Manitoba

Manitoba musicians rally for concert supporting storm evacuees

More than 15 artists performed pro bono, including top Manitoba talent like Desiree Dorion and JC Campbell.

More than 15 artists performed pro bono

Singer and hand drummer Darryl Buck performs to help raise funds for evacuees displaced by October's destructive storm. (CBC News)

Award-winning singer Rhonda Head was busy travelling all over Canada the past few weeks, but when she heard how people in Manitoba First Nations are still recovering from October's destructive snow storm, she knew she had to help. 

That's why she organized the Winter Storm Benefit Concert at the Pyramid Cabaret in downtown Winnipeg Thursday night. 

"When the storm happened I was in Vancouver," said Head, who's based out of Opaskwayak Cree Nation, just north of The Pas. 
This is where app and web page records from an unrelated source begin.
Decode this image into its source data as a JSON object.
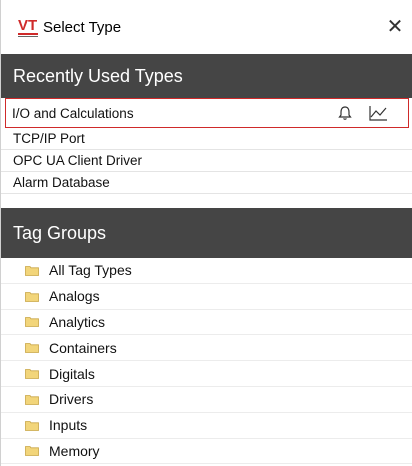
{
  "window": {
    "title": "Select Type",
    "close_glyph": "✕",
    "logo_text": "VT",
    "accent_color": "#cf2a2a",
    "header_color": "#454545"
  },
  "recent": {
    "header": "Recently Used Types",
    "items": [
      {
        "label": "I/O and Calculations",
        "selected": true
      },
      {
        "label": "TCP/IP Port"
      },
      {
        "label": "OPC UA Client Driver"
      },
      {
        "label": "Alarm Database"
      }
    ],
    "icons": [
      "bell-icon",
      "trend-chart-icon"
    ]
  },
  "groups": {
    "header": "Tag Groups",
    "items": [
      {
        "label": "All Tag Types"
      },
      {
        "label": "Analogs"
      },
      {
        "label": "Analytics"
      },
      {
        "label": "Containers"
      },
      {
        "label": "Digitals"
      },
      {
        "label": "Drivers"
      },
      {
        "label": "Inputs"
      },
      {
        "label": "Memory"
      }
    ],
    "folder_icon": "folder-icon",
    "folder_color": "#f2d57a"
  }
}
"Then when I came home and had seen all the Facebook posts of how devastating the storm was here in southern Manitoba … I said 'Oh my goodness, I need to help out our people.'"

That was only two weeks ago. 

Singer Rhonda Head jumped to action when she realized how much devastation the storm had caused. (CBC News)

A concert connoisseur

Head said she's no stranger to planning benefit concerts on the fly. Over the years, she's developed a template that helps her whip them together quickly and on the cheap. Her template includes a list of performers and sponsors she can call on a moment's notice. 

More than 15 artists answered her call and performed pro bono, including top Manitoba talent like Desiree Dorion and JC Campbell.

The Pyramid supplied the venue for free and more than 30 organizations and businesses, including Manitoba Hydro, chipped in to put on the event.

All proceeds are going to the Southern Chiefs Organization's 2019 winter storm emergency relief fund, created to help evacuees get back on their feet after losing freezers full of food and incurring other costs from the storm's damage.

Thousands were evacuated from Manitoba First Nations following the storm, which dumped a wet, heavy blanket of snow over the southern half of the province, crippling a large swath of Manitoba Hydro's power grid. 

Singer and hand-drummer Darryl Buck, also from Opaskwayak Cree Nation, was the first artist to perform.

He began with an original song he said was about "honour and life and just being there for each other."

Darryl Buck told the crowd he had friends whose homes were damaged by the storm. (CBC News)

"There was a lot of people that went back home with their homes destroyed," Buck told the crowd.

"And it was really heartbreaking to see some personal friends of mine go through that hard time … so I try and help out as much as I can." 

Head said she didn't set a specific fundraising target. With little to no overhead, she was mostly focused on bringing people together for a good cause. 

"It's been a long two weeks," she said. 

"I'm a little bit tired, but I'm really excited for the evening to play out." 

About the Author

Cory Funk

Associate Producer

Born and raised in Winnipeg, Cory cut his teeth as a business and politics reporter in Halifax before moving home to join CBC Manitoba's current affairs team. He's also lived, worked and studied in Ottawa and St. John's. You can email him at cory.funk@cbc.ca or message him on Twitter @CoryJFunk.